The final step in the 386 evolution line was the 80386EX, released in 1994. While the 386EX is out of era since by that time 486s were affordable, the original P5 Pentium had already been released, and Intel had formally entered the PC/AT compatible Chipset business, it is still an interesing chip. The 80386EX is somewhat similar to the 80386SL as it had a lot of integrated stuff SoC style, but instead of notebooks, it targetted the embedded market. The 386EX had a 386SX CPU/MMU Core plus the addition of the 386SL SMM, with an external 16 Bits Data Bus and 26 Bits Address Bus (64 MiB Physical Address Space). However, compared to the 386SL, it doesn't have an integrated Memory Controller, Cache Controller or ISA Controller, instead, it integrates the functionality of some PC/AT support chips like those found in the 82360SL IOS. Basically, the 80386EX had an integrated Southbridge, with the Northbridge being made out of discrete chips, exactly the opposite thing than the 80386SL (Not counting its companion Southbridge). Compared to the previous chip that Intel designed to target the embedded market, the 80376, the 80386EX was quite successful.
While the 386EX had some PC/AT compatible peripherals, they don't seem to be as compatible as those of the 82360SL IOS. The RTC seems to be completely missing, so it needs a discrete one. There is a single 8254 PIT, which seems to be standard. It has two 8259A PICs that are internally cascaded, but it only exposes 10 external interrupts, with 8 being internal. This means that if trying to make a PC/AT compatible computer with ISA Slots, one Interrupt Pin would remain unconnected, since an ISA Slot exposes 11 Interrupt Lines. Finally, the DMAC is supposed to be 8237A compatible but only has 2 channels, which also means unconnected Pins on the ISA Slots. Moreover, implementing the ISA Bus would require external glue chips since the 386EX exposes its Local Bus, not a proper ISA Bus like the 386SL. It seems that it was possible to make a somewhat PC/AT compatible computer out of an 386EX, giving that some embedded computer manufacturers are selling it as such, but not fully compatible in a strict sense. As such, I find the 386SL much more representative of predicting where Intel would be going...

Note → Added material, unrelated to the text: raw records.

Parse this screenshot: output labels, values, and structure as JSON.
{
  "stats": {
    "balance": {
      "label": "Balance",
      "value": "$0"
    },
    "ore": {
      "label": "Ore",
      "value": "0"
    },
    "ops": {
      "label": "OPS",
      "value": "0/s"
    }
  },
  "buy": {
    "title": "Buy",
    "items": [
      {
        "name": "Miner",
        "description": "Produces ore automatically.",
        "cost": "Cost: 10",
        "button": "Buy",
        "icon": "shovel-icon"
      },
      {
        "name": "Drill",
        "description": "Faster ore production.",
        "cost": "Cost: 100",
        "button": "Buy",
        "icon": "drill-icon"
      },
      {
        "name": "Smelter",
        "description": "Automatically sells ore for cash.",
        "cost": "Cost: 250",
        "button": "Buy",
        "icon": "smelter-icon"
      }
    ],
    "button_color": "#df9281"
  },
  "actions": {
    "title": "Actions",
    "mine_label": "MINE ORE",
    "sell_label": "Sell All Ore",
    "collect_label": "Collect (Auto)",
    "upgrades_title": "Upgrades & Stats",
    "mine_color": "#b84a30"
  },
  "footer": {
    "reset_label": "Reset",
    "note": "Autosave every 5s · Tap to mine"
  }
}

There are two almost unhear variants of the 386 that aren't really important to mention but I want to do so to satisfy curious minds. The first is the 80386CX, which seems to be mostly an embedded version of the 80386SX with minor changes. The second is the 80386BX, which is a SoC similar to the 386EX but with a totally different set of integrated peripherals that aimed to cover the needs of early PDAs (The Smartphones of late 90's) with stuff like an integrated LCD Controller.